Task instructions =
Copy all the lines of the data that include the word "Writing".

Data provided =

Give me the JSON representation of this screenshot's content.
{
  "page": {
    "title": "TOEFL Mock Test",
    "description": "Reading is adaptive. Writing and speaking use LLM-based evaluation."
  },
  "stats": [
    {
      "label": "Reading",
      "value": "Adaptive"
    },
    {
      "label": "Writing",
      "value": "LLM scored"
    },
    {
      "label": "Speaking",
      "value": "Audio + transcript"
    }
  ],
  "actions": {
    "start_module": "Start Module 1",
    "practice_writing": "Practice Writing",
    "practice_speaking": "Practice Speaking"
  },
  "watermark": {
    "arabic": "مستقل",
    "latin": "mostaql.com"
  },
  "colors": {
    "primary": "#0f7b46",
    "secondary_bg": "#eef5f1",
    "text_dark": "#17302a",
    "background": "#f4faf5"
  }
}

Expected answer =
    "description": "Reading is adaptive. Writing and speaking use LLM-based evaluation."
      "label": "Writing",
    "practice_writing": "Practice Writing",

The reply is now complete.